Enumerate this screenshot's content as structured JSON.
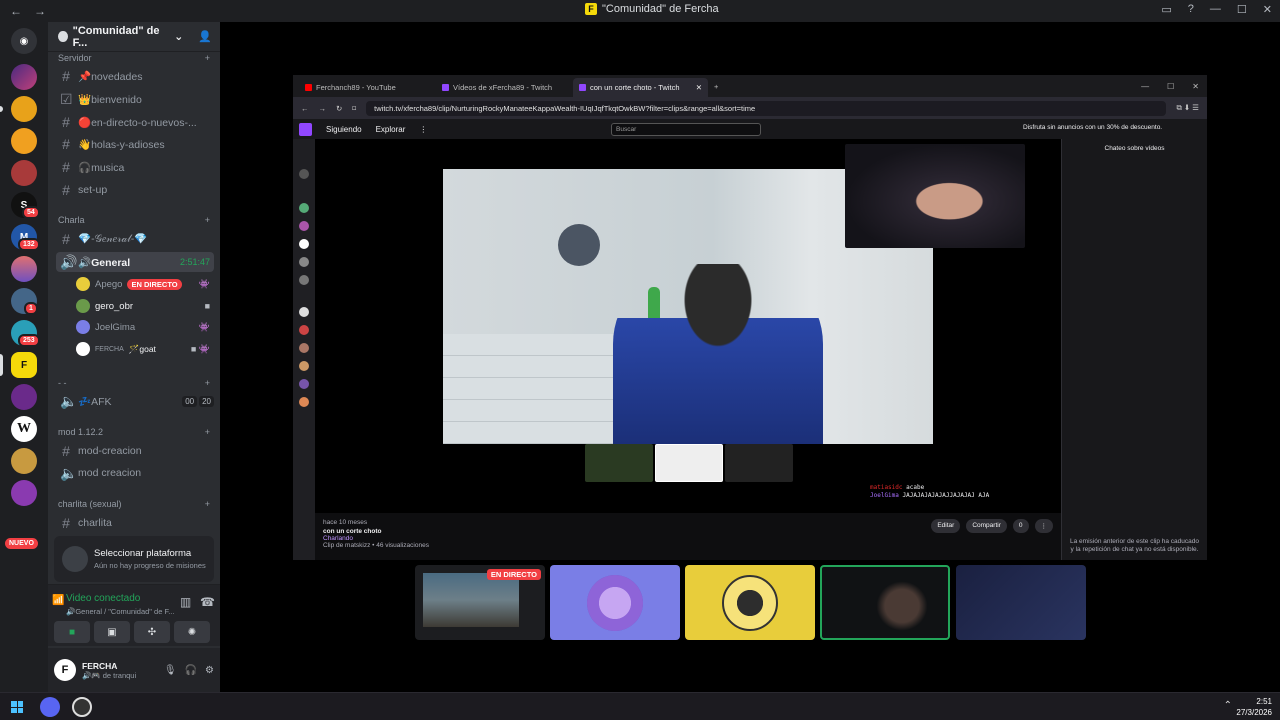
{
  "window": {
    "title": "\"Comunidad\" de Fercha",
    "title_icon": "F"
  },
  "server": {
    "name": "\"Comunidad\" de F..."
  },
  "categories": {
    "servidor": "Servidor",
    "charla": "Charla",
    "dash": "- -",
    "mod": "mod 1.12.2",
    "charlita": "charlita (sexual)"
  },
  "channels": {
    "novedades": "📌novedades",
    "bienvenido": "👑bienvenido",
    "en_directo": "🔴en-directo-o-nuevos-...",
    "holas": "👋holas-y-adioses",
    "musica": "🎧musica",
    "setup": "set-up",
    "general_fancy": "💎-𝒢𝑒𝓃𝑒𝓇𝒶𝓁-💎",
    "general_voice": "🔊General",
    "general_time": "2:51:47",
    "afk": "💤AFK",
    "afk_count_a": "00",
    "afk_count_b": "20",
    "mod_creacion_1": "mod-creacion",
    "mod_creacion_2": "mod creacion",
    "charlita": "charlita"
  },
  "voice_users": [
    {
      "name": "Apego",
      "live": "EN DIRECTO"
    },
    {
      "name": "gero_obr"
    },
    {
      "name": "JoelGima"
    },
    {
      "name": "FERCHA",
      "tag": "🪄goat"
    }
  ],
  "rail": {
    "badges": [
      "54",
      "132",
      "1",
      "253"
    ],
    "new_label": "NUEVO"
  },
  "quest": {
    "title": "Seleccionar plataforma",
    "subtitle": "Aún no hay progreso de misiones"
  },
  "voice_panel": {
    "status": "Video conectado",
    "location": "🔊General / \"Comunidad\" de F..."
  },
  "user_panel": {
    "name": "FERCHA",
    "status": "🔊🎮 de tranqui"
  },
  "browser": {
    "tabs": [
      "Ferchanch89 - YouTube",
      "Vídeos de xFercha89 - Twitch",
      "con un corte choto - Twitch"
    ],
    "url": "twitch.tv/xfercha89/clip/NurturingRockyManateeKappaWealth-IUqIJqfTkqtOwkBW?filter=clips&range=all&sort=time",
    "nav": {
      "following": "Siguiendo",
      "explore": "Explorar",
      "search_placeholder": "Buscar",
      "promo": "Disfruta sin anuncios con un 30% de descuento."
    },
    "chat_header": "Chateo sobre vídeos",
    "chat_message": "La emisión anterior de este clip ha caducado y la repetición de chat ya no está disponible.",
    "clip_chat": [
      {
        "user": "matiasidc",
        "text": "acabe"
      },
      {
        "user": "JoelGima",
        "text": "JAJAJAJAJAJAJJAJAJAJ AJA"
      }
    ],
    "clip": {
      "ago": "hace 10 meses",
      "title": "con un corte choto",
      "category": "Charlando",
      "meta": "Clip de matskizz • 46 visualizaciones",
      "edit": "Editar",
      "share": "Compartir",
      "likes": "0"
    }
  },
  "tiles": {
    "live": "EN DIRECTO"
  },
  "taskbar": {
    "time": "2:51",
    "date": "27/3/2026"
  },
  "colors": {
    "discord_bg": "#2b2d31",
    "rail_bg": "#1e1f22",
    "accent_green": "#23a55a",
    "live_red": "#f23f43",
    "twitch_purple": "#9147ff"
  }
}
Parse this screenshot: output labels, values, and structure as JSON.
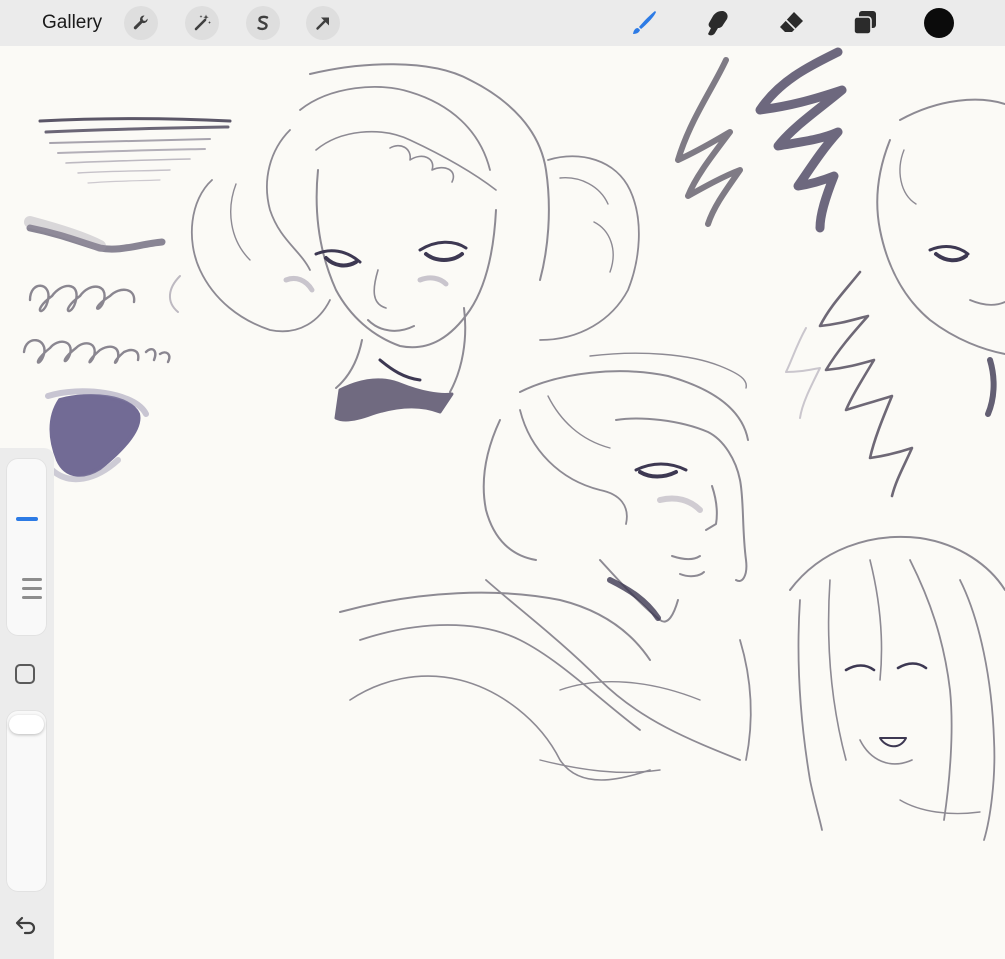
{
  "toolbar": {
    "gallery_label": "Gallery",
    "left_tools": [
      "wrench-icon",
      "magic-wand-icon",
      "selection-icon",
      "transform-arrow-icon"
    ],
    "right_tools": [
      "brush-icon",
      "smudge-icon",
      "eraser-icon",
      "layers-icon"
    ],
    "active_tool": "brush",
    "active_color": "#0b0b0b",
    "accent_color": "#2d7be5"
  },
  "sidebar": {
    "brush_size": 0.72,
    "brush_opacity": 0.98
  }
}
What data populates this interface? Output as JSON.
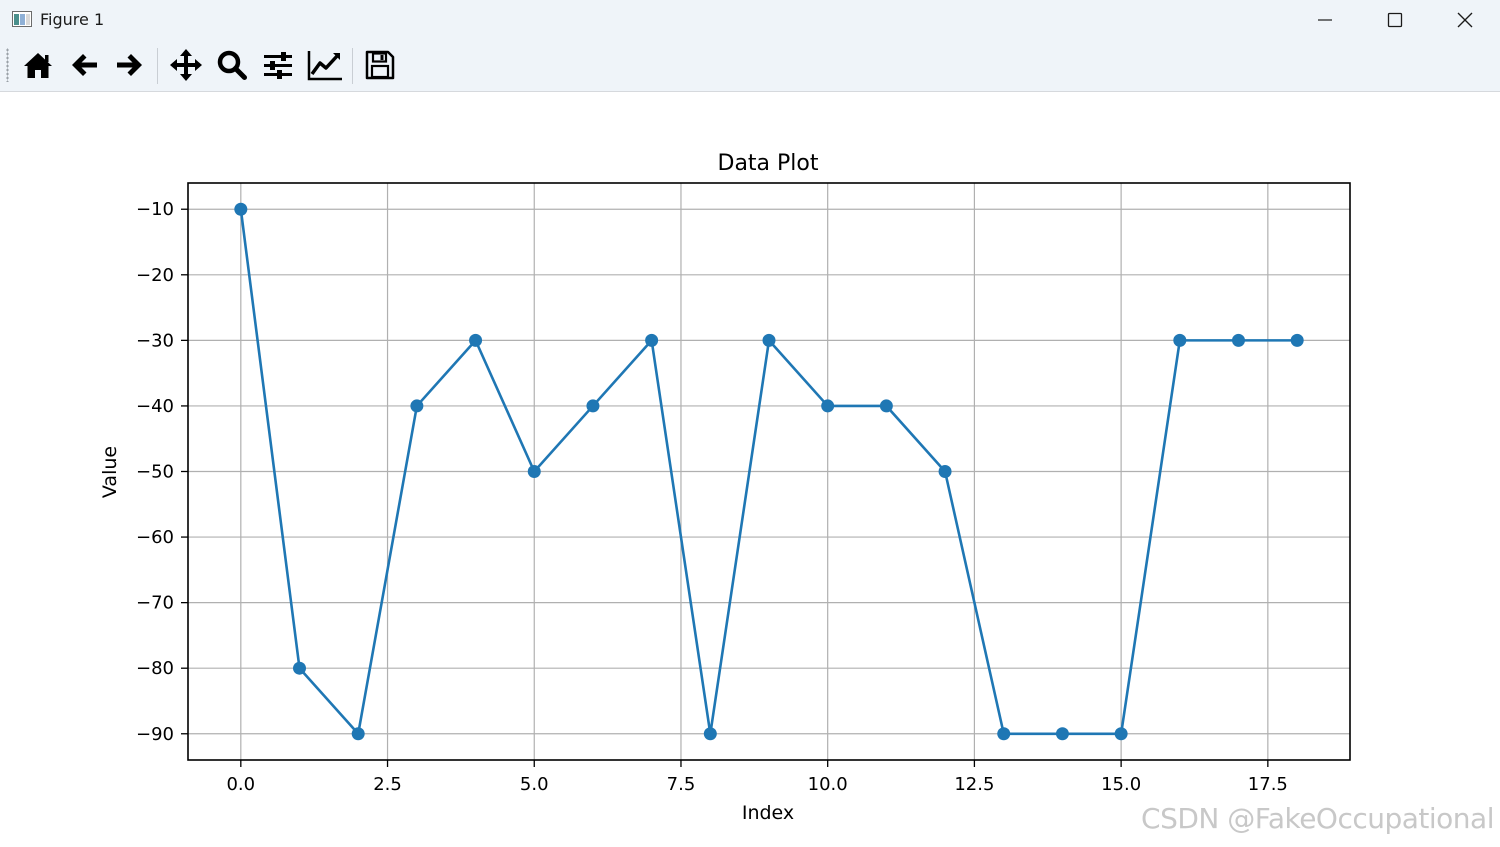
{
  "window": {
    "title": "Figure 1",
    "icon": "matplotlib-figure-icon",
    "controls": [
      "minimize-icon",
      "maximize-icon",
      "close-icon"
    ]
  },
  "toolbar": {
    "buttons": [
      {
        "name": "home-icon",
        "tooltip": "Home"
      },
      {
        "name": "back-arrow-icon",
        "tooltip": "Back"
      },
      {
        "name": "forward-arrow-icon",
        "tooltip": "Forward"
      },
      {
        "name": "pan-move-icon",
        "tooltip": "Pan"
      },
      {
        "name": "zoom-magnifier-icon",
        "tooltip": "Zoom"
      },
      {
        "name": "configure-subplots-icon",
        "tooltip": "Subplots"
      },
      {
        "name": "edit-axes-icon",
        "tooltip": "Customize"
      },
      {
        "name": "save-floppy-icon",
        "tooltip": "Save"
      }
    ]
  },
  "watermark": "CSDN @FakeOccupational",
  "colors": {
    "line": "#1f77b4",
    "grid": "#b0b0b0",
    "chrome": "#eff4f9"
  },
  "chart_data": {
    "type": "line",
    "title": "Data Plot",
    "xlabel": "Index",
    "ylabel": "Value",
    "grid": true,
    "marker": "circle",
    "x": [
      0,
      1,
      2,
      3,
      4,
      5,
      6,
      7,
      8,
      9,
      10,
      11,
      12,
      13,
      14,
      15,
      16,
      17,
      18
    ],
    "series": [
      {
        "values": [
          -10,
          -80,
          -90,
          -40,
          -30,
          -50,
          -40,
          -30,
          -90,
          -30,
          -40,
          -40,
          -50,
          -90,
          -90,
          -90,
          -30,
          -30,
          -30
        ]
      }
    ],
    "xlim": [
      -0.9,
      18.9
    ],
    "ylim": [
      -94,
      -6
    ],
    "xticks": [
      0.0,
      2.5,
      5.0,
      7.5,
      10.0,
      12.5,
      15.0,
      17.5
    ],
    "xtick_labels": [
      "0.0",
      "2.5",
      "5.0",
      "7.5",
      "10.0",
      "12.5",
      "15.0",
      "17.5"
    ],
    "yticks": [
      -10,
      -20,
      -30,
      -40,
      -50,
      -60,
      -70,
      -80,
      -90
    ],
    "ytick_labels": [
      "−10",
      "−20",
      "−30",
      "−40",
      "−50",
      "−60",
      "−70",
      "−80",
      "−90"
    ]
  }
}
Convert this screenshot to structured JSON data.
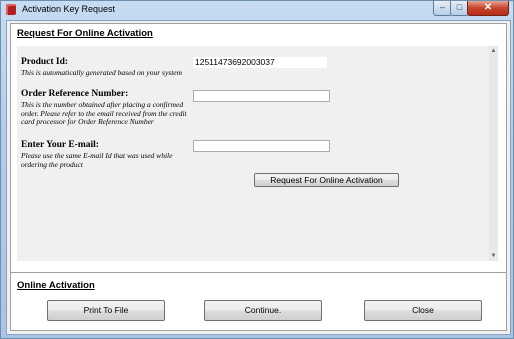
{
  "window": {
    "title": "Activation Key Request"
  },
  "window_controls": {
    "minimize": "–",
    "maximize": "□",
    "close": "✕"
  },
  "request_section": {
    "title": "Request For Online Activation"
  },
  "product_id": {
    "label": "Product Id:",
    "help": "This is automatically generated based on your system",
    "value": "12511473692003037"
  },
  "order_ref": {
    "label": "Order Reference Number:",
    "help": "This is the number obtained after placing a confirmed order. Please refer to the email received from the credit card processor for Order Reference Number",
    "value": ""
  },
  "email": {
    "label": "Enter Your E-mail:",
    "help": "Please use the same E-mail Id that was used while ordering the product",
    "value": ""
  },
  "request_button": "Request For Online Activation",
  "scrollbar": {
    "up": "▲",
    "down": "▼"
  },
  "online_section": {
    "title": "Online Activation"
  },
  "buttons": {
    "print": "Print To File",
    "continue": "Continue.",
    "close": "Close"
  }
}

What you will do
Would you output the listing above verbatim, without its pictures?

Answer to the problem
Enumerate this screenshot's content as structured JSON.
{
  "window": {
    "title": "\"Comunidad\" de Fercha",
    "title_icon": "F"
  },
  "server": {
    "name": "\"Comunidad\" de F..."
  },
  "categories": {
    "servidor": "Servidor",
    "charla": "Charla",
    "dash": "- -",
    "mod": "mod 1.12.2",
    "charlita": "charlita (sexual)"
  },
  "channels": {
    "novedades": "📌novedades",
    "bienvenido": "👑bienvenido",
    "en_directo": "🔴en-directo-o-nuevos-...",
    "holas": "👋holas-y-adioses",
    "musica": "🎧musica",
    "setup": "set-up",
    "general_fancy": "💎-𝒢𝑒𝓃𝑒𝓇𝒶𝓁-💎",
    "general_voice": "🔊General",
    "general_time": "2:51:47",
    "afk": "💤AFK",
    "afk_count_a": "00",
    "afk_count_b": "20",
    "mod_creacion_1": "mod-creacion",
    "mod_creacion_2": "mod creacion",
    "charlita": "charlita"
  },
  "voice_users": [
    {
      "name": "Apego",
      "live": "EN DIRECTO"
    },
    {
      "name": "gero_obr"
    },
    {
      "name": "JoelGima"
    },
    {
      "name": "FERCHA",
      "tag": "🪄goat"
    }
  ],
  "rail": {
    "badges": [
      "54",
      "132",
      "1",
      "253"
    ],
    "new_label": "NUEVO"
  },
  "quest": {
    "title": "Seleccionar plataforma",
    "subtitle": "Aún no hay progreso de misiones"
  },
  "voice_panel": {
    "status": "Video conectado",
    "location": "🔊General / \"Comunidad\" de F..."
  },
  "user_panel": {
    "name": "FERCHA",
    "status": "🔊🎮 de tranqui"
  },
  "browser": {
    "tabs": [
      "Ferchanch89 - YouTube",
      "Vídeos de xFercha89 - Twitch",
      "con un corte choto - Twitch"
    ],
    "url": "twitch.tv/xfercha89/clip/NurturingRockyManateeKappaWealth-IUqIJqfTkqtOwkBW?filter=clips&range=all&sort=time",
    "nav": {
      "following": "Siguiendo",
      "explore": "Explorar",
      "search_placeholder": "Buscar",
      "promo": "Disfruta sin anuncios con un 30% de descuento."
    },
    "chat_header": "Chateo sobre vídeos",
    "chat_message": "La emisión anterior de este clip ha caducado y la repetición de chat ya no está disponible.",
    "clip_chat": [
      {
        "user": "matiasidc",
        "text": "acabe"
      },
      {
        "user": "JoelGima",
        "text": "JAJAJAJAJAJAJJAJAJAJ AJA"
      }
    ],
    "clip": {
      "ago": "hace 10 meses",
      "title": "con un corte choto",
      "category": "Charlando",
      "meta": "Clip de matskizz • 46 visualizaciones",
      "edit": "Editar",
      "share": "Compartir",
      "likes": "0"
    }
  },
  "tiles": {
    "live": "EN DIRECTO"
  },
  "taskbar": {
    "time": "2:51",
    "date": "27/3/2026"
  },
  "colors": {
    "discord_bg": "#2b2d31",
    "rail_bg": "#1e1f22",
    "accent_green": "#23a55a",
    "live_red": "#f23f43",
    "twitch_purple": "#9147ff"
  }
}
Parse this screenshot: output labels, values, and structure as JSON.
{
  "toolbar": {
    "gallery_label": "Gallery",
    "left_tools": [
      "wrench-icon",
      "magic-wand-icon",
      "selection-icon",
      "transform-arrow-icon"
    ],
    "right_tools": [
      "brush-icon",
      "smudge-icon",
      "eraser-icon",
      "layers-icon"
    ],
    "active_tool": "brush",
    "active_color": "#0b0b0b",
    "accent_color": "#2d7be5"
  },
  "sidebar": {
    "brush_size": 0.72,
    "brush_opacity": 0.98
  }
}
What data populates this interface? Output as JSON.
{
  "window": {
    "title": "Figure 1",
    "icon": "matplotlib-figure-icon",
    "controls": [
      "minimize-icon",
      "maximize-icon",
      "close-icon"
    ]
  },
  "toolbar": {
    "buttons": [
      {
        "name": "home-icon",
        "tooltip": "Home"
      },
      {
        "name": "back-arrow-icon",
        "tooltip": "Back"
      },
      {
        "name": "forward-arrow-icon",
        "tooltip": "Forward"
      },
      {
        "name": "pan-move-icon",
        "tooltip": "Pan"
      },
      {
        "name": "zoom-magnifier-icon",
        "tooltip": "Zoom"
      },
      {
        "name": "configure-subplots-icon",
        "tooltip": "Subplots"
      },
      {
        "name": "edit-axes-icon",
        "tooltip": "Customize"
      },
      {
        "name": "save-floppy-icon",
        "tooltip": "Save"
      }
    ]
  },
  "watermark": "CSDN @FakeOccupational",
  "colors": {
    "line": "#1f77b4",
    "grid": "#b0b0b0",
    "chrome": "#eff4f9"
  },
  "chart_data": {
    "type": "line",
    "title": "Data Plot",
    "xlabel": "Index",
    "ylabel": "Value",
    "grid": true,
    "marker": "circle",
    "x": [
      0,
      1,
      2,
      3,
      4,
      5,
      6,
      7,
      8,
      9,
      10,
      11,
      12,
      13,
      14,
      15,
      16,
      17,
      18
    ],
    "series": [
      {
        "values": [
          -10,
          -80,
          -90,
          -40,
          -30,
          -50,
          -40,
          -30,
          -90,
          -30,
          -40,
          -40,
          -50,
          -90,
          -90,
          -90,
          -30,
          -30,
          -30
        ]
      }
    ],
    "xlim": [
      -0.9,
      18.9
    ],
    "ylim": [
      -94,
      -6
    ],
    "xticks": [
      0.0,
      2.5,
      5.0,
      7.5,
      10.0,
      12.5,
      15.0,
      17.5
    ],
    "xtick_labels": [
      "0.0",
      "2.5",
      "5.0",
      "7.5",
      "10.0",
      "12.5",
      "15.0",
      "17.5"
    ],
    "yticks": [
      -10,
      -20,
      -30,
      -40,
      -50,
      -60,
      -70,
      -80,
      -90
    ],
    "ytick_labels": [
      "−10",
      "−20",
      "−30",
      "−40",
      "−50",
      "−60",
      "−70",
      "−80",
      "−90"
    ]
  }
}
Convert this screenshot to structured JSON data.
{
  "window": {
    "title": "Activation Key Request"
  },
  "window_controls": {
    "minimize": "–",
    "maximize": "□",
    "close": "✕"
  },
  "request_section": {
    "title": "Request For Online Activation"
  },
  "product_id": {
    "label": "Product Id:",
    "help": "This is automatically generated based on your system",
    "value": "12511473692003037"
  },
  "order_ref": {
    "label": "Order Reference Number:",
    "help": "This is the number obtained after placing a confirmed order. Please refer to the email received from the credit card processor for Order Reference Number",
    "value": ""
  },
  "email": {
    "label": "Enter Your E-mail:",
    "help": "Please use the same E-mail Id that was used while ordering the product",
    "value": ""
  },
  "request_button": "Request For Online Activation",
  "scrollbar": {
    "up": "▲",
    "down": "▼"
  },
  "online_section": {
    "title": "Online Activation"
  },
  "buttons": {
    "print": "Print To File",
    "continue": "Continue.",
    "close": "Close"
  }
}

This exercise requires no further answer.